Source data:
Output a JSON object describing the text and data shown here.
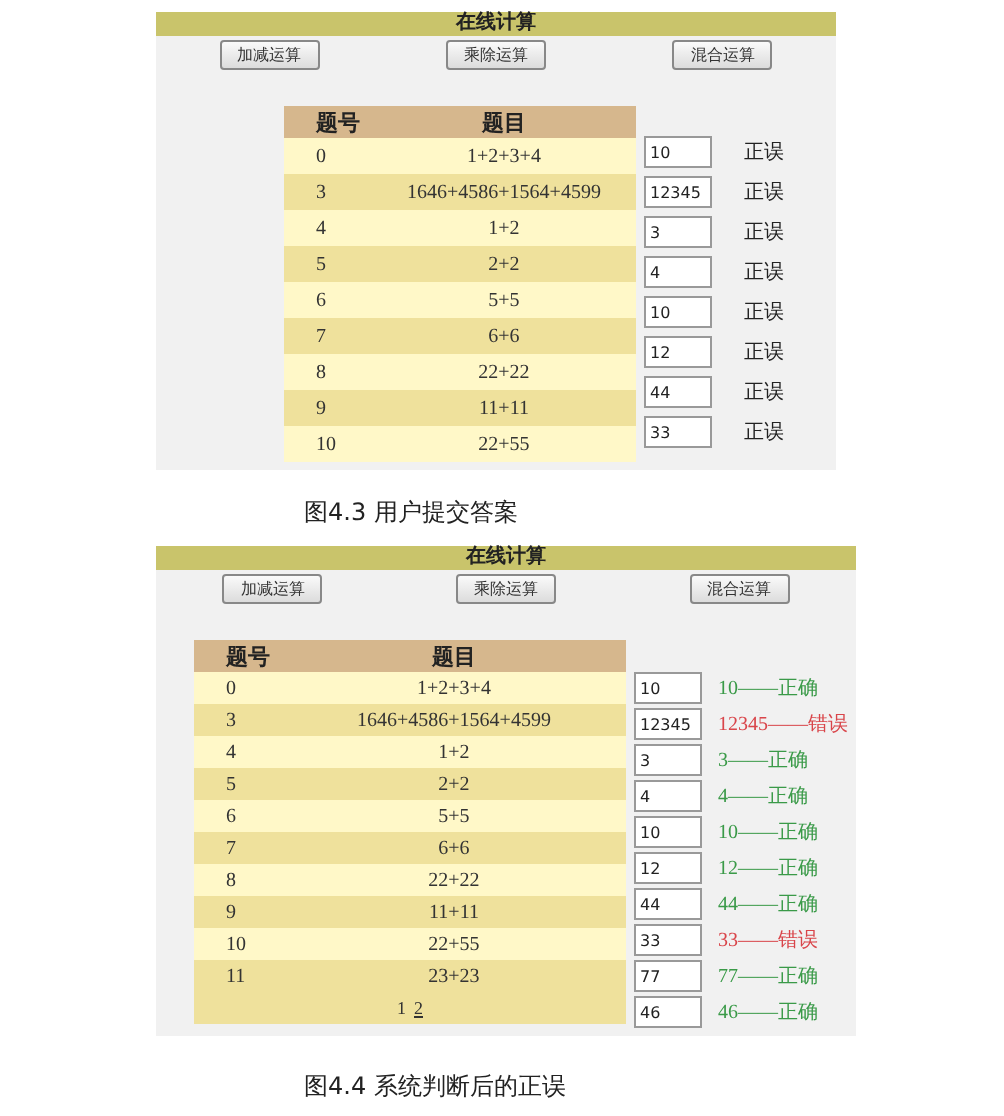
{
  "figures": [
    {
      "panel": {
        "title": "在线计算",
        "buttons": [
          "加减运算",
          "乘除运算",
          "混合运算"
        ],
        "table": {
          "columns": [
            "题号",
            "题目"
          ],
          "rows": [
            {
              "no": "0",
              "question": "1+2+3+4"
            },
            {
              "no": "3",
              "question": "1646+4586+1564+4599"
            },
            {
              "no": "4",
              "question": "1+2"
            },
            {
              "no": "5",
              "question": "2+2"
            },
            {
              "no": "6",
              "question": "5+5"
            },
            {
              "no": "7",
              "question": "6+6"
            },
            {
              "no": "8",
              "question": "22+22"
            },
            {
              "no": "9",
              "question": "11+11"
            },
            {
              "no": "10",
              "question": "22+55"
            }
          ]
        },
        "answers": [
          {
            "value": "10",
            "kind": "pending",
            "result": "正误"
          },
          {
            "value": "12345",
            "kind": "pending",
            "result": "正误"
          },
          {
            "value": "3",
            "kind": "pending",
            "result": "正误"
          },
          {
            "value": "4",
            "kind": "pending",
            "result": "正误"
          },
          {
            "value": "10",
            "kind": "pending",
            "result": "正误"
          },
          {
            "value": "12",
            "kind": "pending",
            "result": "正误"
          },
          {
            "value": "44",
            "kind": "pending",
            "result": "正误"
          },
          {
            "value": "33",
            "kind": "pending",
            "result": "正误"
          }
        ]
      },
      "caption": "图4.3  用户提交答案"
    },
    {
      "panel": {
        "title": "在线计算",
        "buttons": [
          "加减运算",
          "乘除运算",
          "混合运算"
        ],
        "table": {
          "columns": [
            "题号",
            "题目"
          ],
          "rows": [
            {
              "no": "0",
              "question": "1+2+3+4"
            },
            {
              "no": "3",
              "question": "1646+4586+1564+4599"
            },
            {
              "no": "4",
              "question": "1+2"
            },
            {
              "no": "5",
              "question": "2+2"
            },
            {
              "no": "6",
              "question": "5+5"
            },
            {
              "no": "7",
              "question": "6+6"
            },
            {
              "no": "8",
              "question": "22+22"
            },
            {
              "no": "9",
              "question": "11+11"
            },
            {
              "no": "10",
              "question": "22+55"
            },
            {
              "no": "11",
              "question": "23+23"
            }
          ],
          "pager": [
            {
              "label": "1",
              "selected": true
            },
            {
              "label": "2",
              "selected": false
            }
          ]
        },
        "answers": [
          {
            "value": "10",
            "kind": "judged",
            "correct": true,
            "result": "10——正确"
          },
          {
            "value": "12345",
            "kind": "judged",
            "correct": false,
            "result": "12345——错误"
          },
          {
            "value": "3",
            "kind": "judged",
            "correct": true,
            "result": "3——正确"
          },
          {
            "value": "4",
            "kind": "judged",
            "correct": true,
            "result": "4——正确"
          },
          {
            "value": "10",
            "kind": "judged",
            "correct": true,
            "result": "10——正确"
          },
          {
            "value": "12",
            "kind": "judged",
            "correct": true,
            "result": "12——正确"
          },
          {
            "value": "44",
            "kind": "judged",
            "correct": true,
            "result": "44——正确"
          },
          {
            "value": "33",
            "kind": "judged",
            "correct": false,
            "result": "33——错误"
          },
          {
            "value": "77",
            "kind": "judged",
            "correct": true,
            "result": "77——正确"
          },
          {
            "value": "46",
            "kind": "judged",
            "correct": true,
            "result": "46——正确"
          }
        ]
      },
      "caption": "图4.4  系统判断后的正误"
    }
  ]
}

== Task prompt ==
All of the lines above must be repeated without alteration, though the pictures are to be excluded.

== Response to the exercise ==
Output a JSON object describing the text and data shown here.
{
  "figures": [
    {
      "panel": {
        "title": "在线计算",
        "buttons": [
          "加减运算",
          "乘除运算",
          "混合运算"
        ],
        "table": {
          "columns": [
            "题号",
            "题目"
          ],
          "rows": [
            {
              "no": "0",
              "question": "1+2+3+4"
            },
            {
              "no": "3",
              "question": "1646+4586+1564+4599"
            },
            {
              "no": "4",
              "question": "1+2"
            },
            {
              "no": "5",
              "question": "2+2"
            },
            {
              "no": "6",
              "question": "5+5"
            },
            {
              "no": "7",
              "question": "6+6"
            },
            {
              "no": "8",
              "question": "22+22"
            },
            {
              "no": "9",
              "question": "11+11"
            },
            {
              "no": "10",
              "question": "22+55"
            }
          ]
        },
        "answers": [
          {
            "value": "10",
            "kind": "pending",
            "result": "正误"
          },
          {
            "value": "12345",
            "kind": "pending",
            "result": "正误"
          },
          {
            "value": "3",
            "kind": "pending",
            "result": "正误"
          },
          {
            "value": "4",
            "kind": "pending",
            "result": "正误"
          },
          {
            "value": "10",
            "kind": "pending",
            "result": "正误"
          },
          {
            "value": "12",
            "kind": "pending",
            "result": "正误"
          },
          {
            "value": "44",
            "kind": "pending",
            "result": "正误"
          },
          {
            "value": "33",
            "kind": "pending",
            "result": "正误"
          }
        ]
      },
      "caption": "图4.3  用户提交答案"
    },
    {
      "panel": {
        "title": "在线计算",
        "buttons": [
          "加减运算",
          "乘除运算",
          "混合运算"
        ],
        "table": {
          "columns": [
            "题号",
            "题目"
          ],
          "rows": [
            {
              "no": "0",
              "question": "1+2+3+4"
            },
            {
              "no": "3",
              "question": "1646+4586+1564+4599"
            },
            {
              "no": "4",
              "question": "1+2"
            },
            {
              "no": "5",
              "question": "2+2"
            },
            {
              "no": "6",
              "question": "5+5"
            },
            {
              "no": "7",
              "question": "6+6"
            },
            {
              "no": "8",
              "question": "22+22"
            },
            {
              "no": "9",
              "question": "11+11"
            },
            {
              "no": "10",
              "question": "22+55"
            },
            {
              "no": "11",
              "question": "23+23"
            }
          ],
          "pager": [
            {
              "label": "1",
              "selected": true
            },
            {
              "label": "2",
              "selected": false
            }
          ]
        },
        "answers": [
          {
            "value": "10",
            "kind": "judged",
            "correct": true,
            "result": "10——正确"
          },
          {
            "value": "12345",
            "kind": "judged",
            "correct": false,
            "result": "12345——错误"
          },
          {
            "value": "3",
            "kind": "judged",
            "correct": true,
            "result": "3——正确"
          },
          {
            "value": "4",
            "kind": "judged",
            "correct": true,
            "result": "4——正确"
          },
          {
            "value": "10",
            "kind": "judged",
            "correct": true,
            "result": "10——正确"
          },
          {
            "value": "12",
            "kind": "judged",
            "correct": true,
            "result": "12——正确"
          },
          {
            "value": "44",
            "kind": "judged",
            "correct": true,
            "result": "44——正确"
          },
          {
            "value": "33",
            "kind": "judged",
            "correct": false,
            "result": "33——错误"
          },
          {
            "value": "77",
            "kind": "judged",
            "correct": true,
            "result": "77——正确"
          },
          {
            "value": "46",
            "kind": "judged",
            "correct": true,
            "result": "46——正确"
          }
        ]
      },
      "caption": "图4.4  系统判断后的正误"
    }
  ]
}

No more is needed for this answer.